Origin of roll

1175–1225; (noun) (in senses referring to rolled or round objects) Middle English: scroll, inscribed scroll, register, cylindrical object < Old French ro(u)lle < Latin rotulus, rotula small wheel, diminutive of rota wheel (see rotate1, -ule); (in senses referring to motion) derivative of the v.; (v.) Middle English rollen < Old French rol(l)er < Vulgar Latin *rotulare, derivative of Latin rotulus, rotula


12 swing, tilt.
40 See list1.
47 spindle.

Related forms

roll·a·ble, adjectivere·roll, verbun·roll·a·ble, adjectivewell-rolled, adjective

Can be confused

role roll

Definition for roll on (2 of 2)


[ rohl-on, -awn ]
/ ˈroʊlˌɒn, -ˌɔn /


packaged in a tubelike container one end of which is equipped with a rotating ball that dispenses and spreads the liquid content directly.


a roll-on preparation: spray deodorants and roll-ons.

Origin of roll-on

First recorded in 1945–50; adj., noun use of verb phrase roll on Unabridged Based on the Random House Unabridged Dictionary, © Random House, Inc. 2019
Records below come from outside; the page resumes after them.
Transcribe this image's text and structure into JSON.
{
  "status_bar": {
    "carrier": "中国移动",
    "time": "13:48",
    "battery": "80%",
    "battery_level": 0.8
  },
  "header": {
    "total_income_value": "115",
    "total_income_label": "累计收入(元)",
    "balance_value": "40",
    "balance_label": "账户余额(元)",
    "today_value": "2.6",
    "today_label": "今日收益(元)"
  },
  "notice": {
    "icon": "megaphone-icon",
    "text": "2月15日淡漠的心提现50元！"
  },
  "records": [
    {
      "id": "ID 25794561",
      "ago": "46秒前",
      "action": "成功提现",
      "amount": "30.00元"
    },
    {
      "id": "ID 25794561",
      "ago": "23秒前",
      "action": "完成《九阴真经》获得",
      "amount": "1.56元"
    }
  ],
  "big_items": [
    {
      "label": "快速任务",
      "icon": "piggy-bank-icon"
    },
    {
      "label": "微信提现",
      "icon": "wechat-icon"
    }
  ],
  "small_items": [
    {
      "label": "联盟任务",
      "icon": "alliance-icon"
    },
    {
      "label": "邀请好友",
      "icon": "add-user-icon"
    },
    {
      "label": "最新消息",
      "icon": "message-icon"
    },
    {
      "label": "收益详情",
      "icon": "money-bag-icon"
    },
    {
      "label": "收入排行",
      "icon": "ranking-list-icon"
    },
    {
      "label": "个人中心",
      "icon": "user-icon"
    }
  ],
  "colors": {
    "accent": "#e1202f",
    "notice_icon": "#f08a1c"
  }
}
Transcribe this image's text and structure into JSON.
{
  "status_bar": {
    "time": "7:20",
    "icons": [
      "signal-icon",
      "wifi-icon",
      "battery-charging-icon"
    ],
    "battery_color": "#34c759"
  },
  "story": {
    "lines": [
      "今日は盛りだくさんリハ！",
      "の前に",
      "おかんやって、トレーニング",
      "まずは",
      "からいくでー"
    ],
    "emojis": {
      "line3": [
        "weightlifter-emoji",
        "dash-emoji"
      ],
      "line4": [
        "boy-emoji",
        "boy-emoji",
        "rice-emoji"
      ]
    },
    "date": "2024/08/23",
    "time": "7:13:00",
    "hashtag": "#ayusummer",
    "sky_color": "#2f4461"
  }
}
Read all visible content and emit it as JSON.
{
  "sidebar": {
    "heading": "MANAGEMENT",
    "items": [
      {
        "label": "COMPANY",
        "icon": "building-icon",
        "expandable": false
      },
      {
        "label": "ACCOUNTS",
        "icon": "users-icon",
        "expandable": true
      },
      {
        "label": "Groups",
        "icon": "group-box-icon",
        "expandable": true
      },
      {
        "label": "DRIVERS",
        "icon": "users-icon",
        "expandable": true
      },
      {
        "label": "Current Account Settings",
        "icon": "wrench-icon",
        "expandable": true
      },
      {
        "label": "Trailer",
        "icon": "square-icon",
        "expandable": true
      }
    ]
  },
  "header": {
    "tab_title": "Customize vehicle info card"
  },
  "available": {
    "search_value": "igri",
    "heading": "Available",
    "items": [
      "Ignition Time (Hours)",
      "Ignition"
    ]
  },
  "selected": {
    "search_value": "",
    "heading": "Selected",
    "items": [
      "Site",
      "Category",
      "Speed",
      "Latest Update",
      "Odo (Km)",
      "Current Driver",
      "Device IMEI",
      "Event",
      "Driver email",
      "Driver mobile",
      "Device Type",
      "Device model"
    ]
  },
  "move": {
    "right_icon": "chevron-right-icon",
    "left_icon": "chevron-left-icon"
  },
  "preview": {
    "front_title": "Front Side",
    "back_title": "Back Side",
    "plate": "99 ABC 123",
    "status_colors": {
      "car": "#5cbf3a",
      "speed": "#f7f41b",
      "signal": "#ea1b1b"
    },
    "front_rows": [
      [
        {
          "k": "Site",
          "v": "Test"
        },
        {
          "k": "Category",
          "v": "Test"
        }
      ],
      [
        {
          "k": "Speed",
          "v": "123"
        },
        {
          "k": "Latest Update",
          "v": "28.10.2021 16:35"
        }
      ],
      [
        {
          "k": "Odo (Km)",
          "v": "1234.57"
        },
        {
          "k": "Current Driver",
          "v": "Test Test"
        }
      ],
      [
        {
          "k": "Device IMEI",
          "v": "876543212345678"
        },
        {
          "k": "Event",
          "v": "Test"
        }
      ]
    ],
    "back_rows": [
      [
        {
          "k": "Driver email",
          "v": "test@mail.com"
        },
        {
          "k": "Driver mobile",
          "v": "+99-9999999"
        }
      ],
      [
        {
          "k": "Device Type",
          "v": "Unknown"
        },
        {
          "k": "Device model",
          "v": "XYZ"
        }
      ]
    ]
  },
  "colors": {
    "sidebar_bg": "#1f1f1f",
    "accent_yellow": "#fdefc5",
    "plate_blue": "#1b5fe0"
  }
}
British Dictionary definitions for roll on (1 of 2)

roll on


British used to express the wish that an eagerly anticipated event or date will come quicklyroll on Saturday

adjective roll-on

(of a deodorant, lip gloss, etc) dispensed by means of a revolving ball fitted into the neck of the container

noun roll-on

a woman's foundation garment, made of elasticized material and having no fastenings
a liquid cosmetic, esp a deodorant, packed in a container having an applicator consisting of a revolving ball

British Dictionary definitions for roll on (2 of 2)


/ (rəʊl) /



Word Origin for roll

C14 rollen, from Old French roler, from Latin rotulus a little wheel, from rota a wheel
Collins English Dictionary - Complete & Unabridged 2012 Digital Edition © William Collins Sons & Co. Ltd. 1979, 1986 © HarperCollins Publishers 1998, 2000, 2003, 2005, 2006, 2007, 2009, 2012

Idioms and Phrases with roll on


In addition to the idioms beginning with roll

  • roll around
  • roll back
  • roll in
  • rolling stone
  • roll in the aisles
  • roll in the hay
  • roll out
  • roll over
  • roll the bones
  • roll up
  • roll up one's sleeves
  • roll with the punches

also see:

  • easy as pie (rolling off a log)
  • get rolling
  • get the ball rolling
  • heads will roll
  • on a roll
  • red carpet

The American Heritage® Idioms Dictionary Copyright © 2002, 2001, 1995 by Houghton Mifflin Harcourt Publishing Company. Published by Houghton Mifflin Harcourt Publishing Company.